* Action item *
Look through the records below, and copy out every line that holds the string "arrow".

* Stored data entries *
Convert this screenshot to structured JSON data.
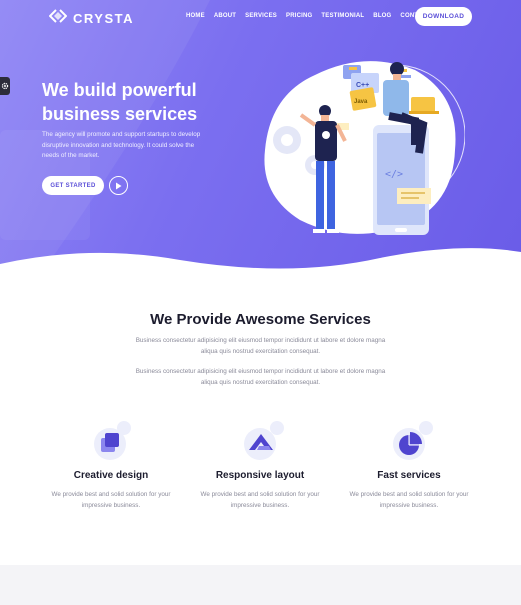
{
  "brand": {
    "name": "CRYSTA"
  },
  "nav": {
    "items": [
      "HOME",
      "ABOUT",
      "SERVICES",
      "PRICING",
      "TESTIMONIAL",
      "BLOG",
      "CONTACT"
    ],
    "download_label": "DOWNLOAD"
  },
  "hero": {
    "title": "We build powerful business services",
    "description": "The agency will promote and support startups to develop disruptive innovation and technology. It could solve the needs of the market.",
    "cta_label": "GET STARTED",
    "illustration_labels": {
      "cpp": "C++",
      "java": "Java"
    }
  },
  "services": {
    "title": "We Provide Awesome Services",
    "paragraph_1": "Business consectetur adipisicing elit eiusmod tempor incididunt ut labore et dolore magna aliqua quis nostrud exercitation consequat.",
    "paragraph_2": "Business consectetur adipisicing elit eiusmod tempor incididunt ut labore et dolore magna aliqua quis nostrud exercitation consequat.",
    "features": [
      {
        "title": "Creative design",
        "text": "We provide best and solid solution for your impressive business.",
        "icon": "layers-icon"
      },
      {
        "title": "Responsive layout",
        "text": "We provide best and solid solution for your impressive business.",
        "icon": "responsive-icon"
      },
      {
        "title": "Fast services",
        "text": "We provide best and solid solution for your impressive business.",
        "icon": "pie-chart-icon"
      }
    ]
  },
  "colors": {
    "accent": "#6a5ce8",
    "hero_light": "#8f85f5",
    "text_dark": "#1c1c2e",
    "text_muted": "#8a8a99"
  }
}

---

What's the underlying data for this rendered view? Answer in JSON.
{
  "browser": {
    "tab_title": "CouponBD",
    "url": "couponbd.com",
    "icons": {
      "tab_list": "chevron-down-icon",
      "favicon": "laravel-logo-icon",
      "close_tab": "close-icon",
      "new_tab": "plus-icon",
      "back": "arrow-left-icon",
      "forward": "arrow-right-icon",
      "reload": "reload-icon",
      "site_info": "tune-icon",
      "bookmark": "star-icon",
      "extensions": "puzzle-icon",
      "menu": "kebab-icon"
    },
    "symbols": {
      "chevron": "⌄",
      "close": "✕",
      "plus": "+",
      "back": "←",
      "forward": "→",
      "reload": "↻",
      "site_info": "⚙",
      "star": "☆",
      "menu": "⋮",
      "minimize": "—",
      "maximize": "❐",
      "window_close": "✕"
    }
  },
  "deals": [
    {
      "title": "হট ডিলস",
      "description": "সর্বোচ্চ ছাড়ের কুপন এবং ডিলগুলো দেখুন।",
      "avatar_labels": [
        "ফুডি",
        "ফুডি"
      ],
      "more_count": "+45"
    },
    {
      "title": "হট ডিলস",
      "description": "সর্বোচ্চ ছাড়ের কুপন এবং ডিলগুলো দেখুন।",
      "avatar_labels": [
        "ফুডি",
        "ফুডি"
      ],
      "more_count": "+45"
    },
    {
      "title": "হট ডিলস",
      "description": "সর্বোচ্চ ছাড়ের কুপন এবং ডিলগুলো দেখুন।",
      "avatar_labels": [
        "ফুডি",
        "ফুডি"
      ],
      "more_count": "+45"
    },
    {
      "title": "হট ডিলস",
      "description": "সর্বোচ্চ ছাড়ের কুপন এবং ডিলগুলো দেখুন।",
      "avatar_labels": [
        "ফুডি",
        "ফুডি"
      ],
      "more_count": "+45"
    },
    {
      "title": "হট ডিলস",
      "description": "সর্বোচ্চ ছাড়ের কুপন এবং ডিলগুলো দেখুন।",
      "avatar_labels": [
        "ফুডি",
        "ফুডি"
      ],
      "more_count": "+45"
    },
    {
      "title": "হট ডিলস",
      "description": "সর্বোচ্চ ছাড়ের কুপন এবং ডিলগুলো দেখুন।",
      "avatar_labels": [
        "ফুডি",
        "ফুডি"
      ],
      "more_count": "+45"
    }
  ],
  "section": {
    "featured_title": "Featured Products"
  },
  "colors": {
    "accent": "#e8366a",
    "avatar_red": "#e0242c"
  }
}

* Problem solution *
      "back": "arrow-left-icon",
      "forward": "arrow-right-icon",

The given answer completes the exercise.